[Data excerpts — start]
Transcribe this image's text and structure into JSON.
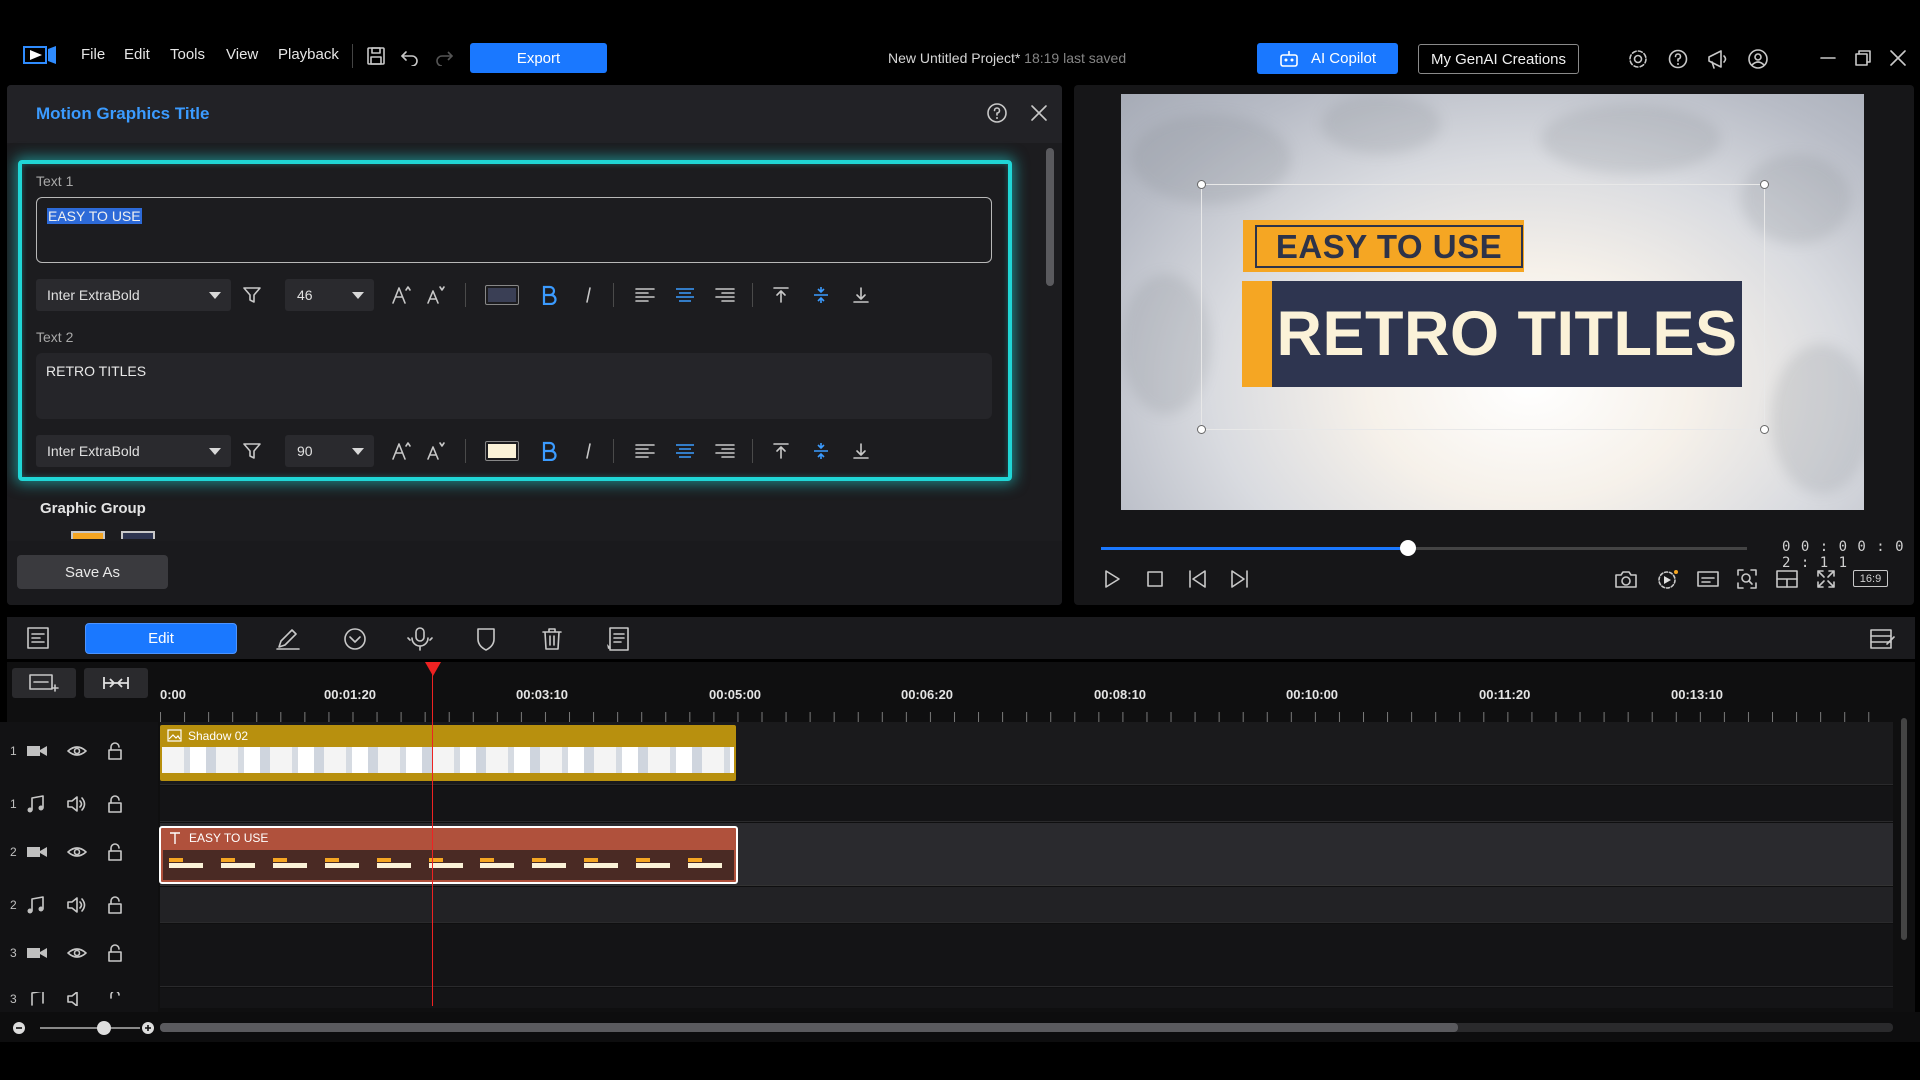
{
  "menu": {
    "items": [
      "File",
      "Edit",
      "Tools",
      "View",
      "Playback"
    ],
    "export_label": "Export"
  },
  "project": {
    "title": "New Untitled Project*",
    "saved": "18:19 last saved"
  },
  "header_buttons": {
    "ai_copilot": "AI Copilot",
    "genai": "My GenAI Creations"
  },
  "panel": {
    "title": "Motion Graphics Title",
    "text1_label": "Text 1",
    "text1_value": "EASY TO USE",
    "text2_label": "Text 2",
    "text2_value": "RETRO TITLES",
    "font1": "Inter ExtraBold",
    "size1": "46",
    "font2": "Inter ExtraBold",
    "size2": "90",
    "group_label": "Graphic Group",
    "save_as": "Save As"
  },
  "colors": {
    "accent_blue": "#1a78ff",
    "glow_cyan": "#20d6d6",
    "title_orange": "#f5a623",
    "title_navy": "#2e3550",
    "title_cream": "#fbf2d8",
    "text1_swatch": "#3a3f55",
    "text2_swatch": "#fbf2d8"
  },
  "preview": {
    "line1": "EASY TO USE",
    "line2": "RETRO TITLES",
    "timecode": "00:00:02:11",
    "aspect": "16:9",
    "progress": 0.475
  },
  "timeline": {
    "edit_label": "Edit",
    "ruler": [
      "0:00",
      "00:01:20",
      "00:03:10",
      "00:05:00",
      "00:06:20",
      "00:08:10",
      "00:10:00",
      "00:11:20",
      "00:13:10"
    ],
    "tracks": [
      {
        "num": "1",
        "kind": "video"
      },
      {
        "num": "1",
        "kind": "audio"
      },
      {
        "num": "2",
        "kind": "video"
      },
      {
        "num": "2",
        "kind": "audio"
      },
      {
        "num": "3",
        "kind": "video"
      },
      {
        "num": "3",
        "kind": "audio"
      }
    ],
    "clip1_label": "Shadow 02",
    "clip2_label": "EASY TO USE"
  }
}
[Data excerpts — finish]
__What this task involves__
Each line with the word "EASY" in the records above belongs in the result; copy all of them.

__Response for this exercise__
    "text1_value": "EASY TO USE",
    "line1": "EASY TO USE",
    "clip2_label": "EASY TO USE"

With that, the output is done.